However, the problem with a religion based upon law is that if someone else has a different understanding of what laws are required, it becomes your duty to fix that person, or one of you might die while you try. For Christians this comes across in the door to door style of evangelism where the person seems convinced that if you don't agree with their rules they can't leave the house until they change your mind.
The claim of Islam is that they all have the same fundamental religion with minor differences based upon which of a handful of historical figures they follow for the correct interpretation of the Koran. This is true to some degree, it is those different interpretations of the Koran that cause all the trouble. The Shiites believe that it is secret meanings hidden within the text itself that is the important part of the religion, and that only an Imam can correctly interpret them. The Sunnis believe that the life of Mohamed after he completed writing the Koran is the key to correct interpretation of the Koran, and that the letter plus those examples are easy for anyone to understand.
Although it is clear in the Koran that no Muslim is ever to take the life of another Muslim, they seem to have both gotten over that restriction by claiming that the other's interpretation makes them less than a true Muslim. Therefore, except during the month of Ramadan, they hate each other more than they hate Christians and Jews. Of course, many moderate Muslims will point out that the Koran calls Christians and Jews children of the Book and a kind of brother. However, since neither of us follow all of their laws, and we encourage others to do the same, we can easily go from fellow children of the Book to infidels who fail to honor Allah or his prophet.
The problem with trying to bring peace to a country with both Shiites and Sunnis is that they don't want to have peace with each other. At least the religious leaders are convinced that peace is impossible until the other group changes their interpretation of the law, and they seem to have little difficulty finding followers willing to die for that cause.
The local population has little time for any of this, but most of them cannot read and are therefore poor Muslims at best. Also, their daily lives are filled with difficulties and hardships that leave them little time to worry about one interpretation of the law over another. But even here they are often fighting amongst each other, even though they are all of the same branch of Islam.
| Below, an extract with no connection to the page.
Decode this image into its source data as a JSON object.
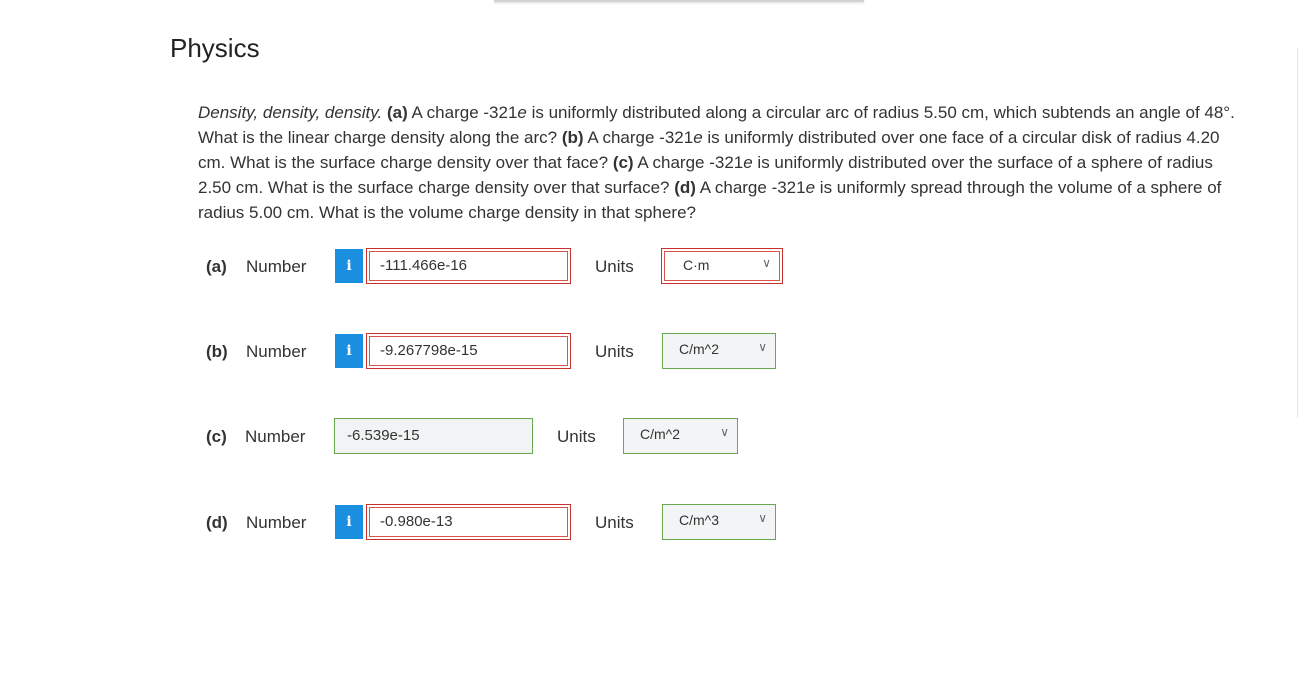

With all of that said, I do not believe the situation here is hopeless, but it is going to be difficult. For all that those who claim we shouldn't have come to begin with say about the loss of life due to this war, there are few Muslims dieing at the hands of the insurgents now than died at the hands of Saddam and his sons before the war. There are more and better hospitals and schools, power plants are being repaired, and the lives of the average person has improved. They and the world are better off today than they were three years ago, but those arguing against our presence here seem to be little deterred by the facts.
I look forward to going home, however. This has been an experience, but Dorothy was right, "There's no place like home."
Look here later for a defense of the non-legalistic religion of Christ.